Business mentors help students tackle real-life problems

On Wednesday the 19th of October a group of twenty-two Year 11 and 12 students at Bradley Stoke Community School took part in their first business mentoring session of the Community-Apprentice competition with volunteers from Highways England, the organisation responsible for maintaining and improving England’s motorways and major A roads.


The mentors have generously agreed to support the students at key points in the ten-month programme, which, like the TV series The Apprentice, requires students to demonstrate personal qualities whilst working in teams to manage their own projects. In this case, however, the students will be competing to see who can make the biggest positive impact on their community, rather than the most profit.


Tackling real-life problems


The programme, which has recently been recognised by the Department of Education as an effective model for employer engagement, inspires students to develop their employability skills while tackling real-life problems.


Students can tackle whatever issues matter most to them, but they have to reach consensus within their team about what that is. There are three teams taking part at the school; one has chosen to focus on community regeneration, another to do something about eating disorders and the final team wants to tackle gender discrimination in sport. In the first mentoring session, mentors heard why the teams had chosen these issues and reviewed their initial project ideas, providing advice on effective project planning.

Laura Freemantle (Regional HR Manager), one of the mentors said, “It was great to meet the students last week, we were really impressed with their enthusiasm, particularly in the team exercise. As mentors, we are looking forward to finding out more about the teams’ community projects and exploring ways in which we can use our experience to help them develop core skills that they can put into action when they enter the Dragons Den!”

Developing employability skills


The competition requires students to develop and, crucially, evidence four key skills; teamwork, resilience and problem solving, organisation and communication. In the first mentoring session, mentors provided students with examples to demonstrate how valuable these skills are in their own jobs. They then supported the students to each set a goal for which skill they would like to improve most and how they can do this during the programme.


Throughout the Community-Apprentice competition, teams take part in inter-school challenges. The first of these, the Film Challenge, has just taken place and saw students develop teamwork and communication skills by producing a two minute film explaining why their issue matters in a single take! The next challenge, the Pitching Challenge, will require the teams to work with their business mentors to develop a pitch based on their project idea before they face a panel of ‘Dragons’; leaders in the local business community, in December. This will be an opportunity for the students to gain the confidence and skills needed to get their ideas across, standing them in great stead for the future.
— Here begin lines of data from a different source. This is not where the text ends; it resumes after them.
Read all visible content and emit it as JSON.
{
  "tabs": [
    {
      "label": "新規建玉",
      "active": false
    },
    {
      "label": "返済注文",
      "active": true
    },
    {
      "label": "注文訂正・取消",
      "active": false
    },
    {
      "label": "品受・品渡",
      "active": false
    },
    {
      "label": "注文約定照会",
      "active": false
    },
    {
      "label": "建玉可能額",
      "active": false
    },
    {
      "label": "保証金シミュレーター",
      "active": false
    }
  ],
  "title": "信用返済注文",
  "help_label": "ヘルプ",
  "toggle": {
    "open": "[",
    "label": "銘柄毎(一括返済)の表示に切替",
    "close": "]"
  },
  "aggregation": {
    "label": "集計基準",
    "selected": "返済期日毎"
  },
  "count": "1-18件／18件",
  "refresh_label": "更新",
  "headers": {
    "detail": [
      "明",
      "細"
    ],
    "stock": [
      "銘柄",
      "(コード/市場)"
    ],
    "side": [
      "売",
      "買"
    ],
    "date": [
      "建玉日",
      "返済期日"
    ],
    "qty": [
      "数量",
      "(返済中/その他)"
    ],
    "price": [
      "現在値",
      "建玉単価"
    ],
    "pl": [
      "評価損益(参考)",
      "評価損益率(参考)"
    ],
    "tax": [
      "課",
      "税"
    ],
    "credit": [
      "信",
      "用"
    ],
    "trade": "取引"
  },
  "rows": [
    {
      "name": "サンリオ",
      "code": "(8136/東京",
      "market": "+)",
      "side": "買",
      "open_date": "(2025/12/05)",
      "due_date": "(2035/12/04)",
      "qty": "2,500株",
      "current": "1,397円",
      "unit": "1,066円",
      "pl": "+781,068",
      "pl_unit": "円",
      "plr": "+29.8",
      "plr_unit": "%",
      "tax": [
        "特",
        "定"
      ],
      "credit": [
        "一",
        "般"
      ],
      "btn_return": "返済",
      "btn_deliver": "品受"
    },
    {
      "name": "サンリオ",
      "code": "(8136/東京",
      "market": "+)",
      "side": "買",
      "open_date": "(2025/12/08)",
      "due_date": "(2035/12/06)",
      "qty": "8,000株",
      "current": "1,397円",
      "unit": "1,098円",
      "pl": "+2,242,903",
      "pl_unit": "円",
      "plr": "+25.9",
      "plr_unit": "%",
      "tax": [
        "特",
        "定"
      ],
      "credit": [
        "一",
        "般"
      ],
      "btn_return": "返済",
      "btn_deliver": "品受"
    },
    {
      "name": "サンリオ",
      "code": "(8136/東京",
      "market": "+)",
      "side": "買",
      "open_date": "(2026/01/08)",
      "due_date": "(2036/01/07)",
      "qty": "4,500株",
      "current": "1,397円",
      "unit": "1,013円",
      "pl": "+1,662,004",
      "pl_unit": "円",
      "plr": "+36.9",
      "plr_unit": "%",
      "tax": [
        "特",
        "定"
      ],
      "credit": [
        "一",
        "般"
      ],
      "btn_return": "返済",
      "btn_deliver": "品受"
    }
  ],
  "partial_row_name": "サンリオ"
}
Business mentors help tackle real life problems

Above - One of the teams completing the first challenge, the Film Challenge.